1.1 Why estimate population size and characteristics in emergencies?
Most crises disrupt communities and many displace people. The size and demographic characteristics of the affected population may change because of displacement, migration or destruction of infrastructure. Timely, accurate and reliable information on the numbers and locations of people affected by a crisis is crucial for an effective and efficient humanitarian response (WFP 2007).
Therefore, the quantitative expression of the size and characteristics of the population affected by a crisis is a central part of the assessment process (ECLAC 2006). Quantitative information is only part of the picture and should be complemented by qualitative information providing details on how and why people are affected as well as the severity of the situation for the affected population. However, without a reasonably accurate estimate of numbers, the scale of the emergency will remain imprecise and the delivery of assistance to beneficiaries, particularly in the early stages of an emergency, is likely to be impaired.

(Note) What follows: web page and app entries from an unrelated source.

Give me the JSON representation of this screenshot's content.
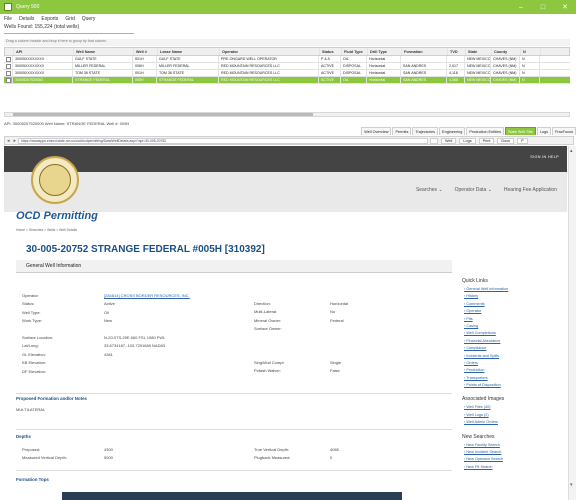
{
  "window": {
    "title": "Query 900",
    "min": "–",
    "max": "□",
    "close": "✕"
  },
  "menu": [
    "File",
    "Details",
    "Exports",
    "Grid",
    "Query"
  ],
  "wells_found": "Wells Found: 155,224 (total wells)",
  "group_hint": "Drag a column header and drop it here to group by that column",
  "grid": {
    "headers": [
      "API",
      "Well Name",
      "Well #",
      "Lease Name",
      "Operator",
      "Status",
      "Fluid Type",
      "Drill Type",
      "Formation",
      "TVD",
      "State",
      "County",
      "N"
    ],
    "rows": [
      [
        "30005XXXXXXXX",
        "GULF STATE",
        "001H",
        "GULF STATE",
        "PRE-ONGARD WELL OPERATOR",
        "P & A",
        "OIL",
        "Horizontal",
        "",
        "",
        "NEW MEXICO",
        "CHAVES (NM)",
        "N"
      ],
      [
        "30005XXXXXXXX",
        "MILLER FEDERAL",
        "006H",
        "MILLER FEDERAL",
        "RED MOUNTAIN RESOURCES LLC",
        "ACTIVE",
        "DISPOSAL",
        "Horizontal",
        "SAN ANDRES",
        "2,917",
        "NEW MEXICO",
        "CHAVES (NM)",
        "N"
      ],
      [
        "30005XXXXXXXX",
        "TOM 36 STATE",
        "001H",
        "TOM 36 STATE",
        "RED MOUNTAIN RESOURCES LLC",
        "ACTIVE",
        "DISPOSAL",
        "Horizontal",
        "SAN ANDRES",
        "4,118",
        "NEW MEXICO",
        "CHAVES (NM)",
        "N"
      ],
      [
        "30005207520000",
        "STRANGE FEDERAL",
        "005H",
        "STRANGE FEDERAL",
        "RED MOUNTAIN RESOURCES LLC",
        "ACTIVE",
        "OIL",
        "Horizontal",
        "SAN ANDRES",
        "4,065",
        "NEW MEXICO",
        "CHAVES (NM)",
        "N"
      ]
    ]
  },
  "detail_line": "API: 30005207520000  Well Name: STRANGE FEDERAL  Well #: 005H",
  "tabs": [
    "Well Overview",
    "Permits",
    "Trajectories",
    "Engineering",
    "Production Entities",
    "State Well Site",
    "Logs",
    "FracFocus"
  ],
  "active_tab_index": 5,
  "browser": {
    "url": "https://wwwapps.emnrd.state.nm.us/ocd/ocdpermitting/Data/WellDetails.aspx?api=30-005-20752",
    "buttons": [
      "Well",
      "Logs",
      "Print",
      "Docs",
      "P"
    ]
  },
  "site": {
    "header_links": "SIGN IN   HELP",
    "nav": [
      "Searches ⌄",
      "Operator Data ⌄",
      "Hearing Fee Application"
    ],
    "title": "OCD Permitting",
    "breadcrumb": "Home  >  Searches  >  Wells  >  Well Details",
    "well_title": "30-005-20752 STRANGE FEDERAL #005H [310392]",
    "gwi": "General Well Information",
    "fields_left": [
      [
        "Operator:",
        "[284814] CROSS BORDER RESOURCES, INC."
      ],
      [
        "Status:",
        "Active"
      ],
      [
        "Well Type:",
        "Oil"
      ],
      [
        "Work Type:",
        "New"
      ],
      [
        "",
        ""
      ],
      [
        "Surface Location:",
        "N-20-07S-29E    660 FSL    1980 FWL"
      ],
      [
        "Lat/Long:",
        "33.6734187,-103.7291689 NAD83"
      ],
      [
        "GL Elevation:",
        "4361"
      ],
      [
        "KB Elevation:",
        ""
      ],
      [
        "DF Elevation:",
        ""
      ]
    ],
    "fields_right": [
      [
        "Direction:",
        "Horizontal"
      ],
      [
        "Multi-Lateral:",
        "No"
      ],
      [
        "Mineral Owner:",
        "Federal"
      ],
      [
        "Surface Owner:",
        ""
      ],
      [
        "",
        ""
      ],
      [
        "",
        ""
      ],
      [
        "",
        ""
      ],
      [
        "Sing/Mult Compl:",
        "Single"
      ],
      [
        "Potash Waiver:",
        "False"
      ]
    ],
    "proposed_title": "Proposed Formation and/or Notes",
    "proposed_value": "MULTILATERAL",
    "depths_title": "Depths",
    "depths_left": [
      [
        "Proposed:",
        "4300"
      ],
      [
        "Measured Vertical Depth:",
        "5000"
      ]
    ],
    "depths_right": [
      [
        "True Vertical Depth:",
        "4065"
      ],
      [
        "Plugback Measured:",
        "0"
      ]
    ],
    "formation_tops_title": "Formation Tops",
    "quick_links_title": "Quick Links",
    "quick_links": [
      "General Well Information",
      "History",
      "Comments",
      "Operator",
      "Pits",
      "Casing",
      "Well Completions",
      "Financial Assurance",
      "Compliance",
      "Incidents and Spills",
      "Orders",
      "Production",
      "Transporters",
      "Points of Disposition"
    ],
    "associated_title": "Associated Images",
    "associated_links": [
      "Well Files (40)",
      "Well Logs (2)",
      "Well Admin Orders"
    ],
    "new_searches_title": "New Searches",
    "new_searches": [
      "New Facility Search",
      "New Incident Search",
      "New Operator Search",
      "New Pit Search"
    ]
  }
}
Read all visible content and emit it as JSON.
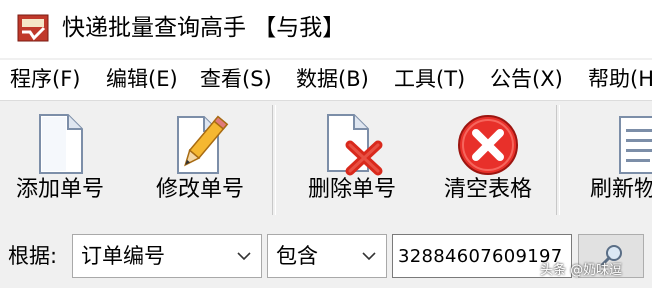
{
  "window": {
    "title": "快递批量查询高手 【与我】"
  },
  "menu": [
    {
      "label": "程序(F)"
    },
    {
      "label": "编辑(E)"
    },
    {
      "label": "查看(S)"
    },
    {
      "label": "数据(B)"
    },
    {
      "label": "工具(T)"
    },
    {
      "label": "公告(X)"
    },
    {
      "label": "帮助(H"
    }
  ],
  "toolbar": {
    "add_label": "添加单号",
    "edit_label": "修改单号",
    "delete_label": "删除单号",
    "clear_label": "清空表格",
    "refresh_label": "刷新物"
  },
  "search": {
    "label": "根据:",
    "field_value": "订单编号",
    "match_value": "包含",
    "input_value": "32884607609197"
  },
  "watermark": {
    "text": "头条 @奶味逗"
  },
  "colors": {
    "delete_red": "#d9291c",
    "clear_red": "#e8302a",
    "pencil_yellow": "#f5b731",
    "background": "#f0f0f0"
  },
  "icons": {
    "app": "app-icon",
    "add": "blank-document-icon",
    "edit": "document-pencil-icon",
    "delete": "document-red-x-icon",
    "clear": "red-circle-x-icon",
    "refresh": "document-lines-icon",
    "search": "magnifier-icon",
    "dropdown": "chevron-down-icon"
  }
}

Global numbers and an ethnic, gender and age breakdown are clearly important for a range of humanitarian assistance activities including programme planning, protection, fund-raising, and advocacy. Without statistics and demographics, effective assistance and protection would ultimately become impossible. Furthermore, the affected population has the right to be counted as accurately as possible, since this is a pre-condition for assistance or protection (RNN 1997).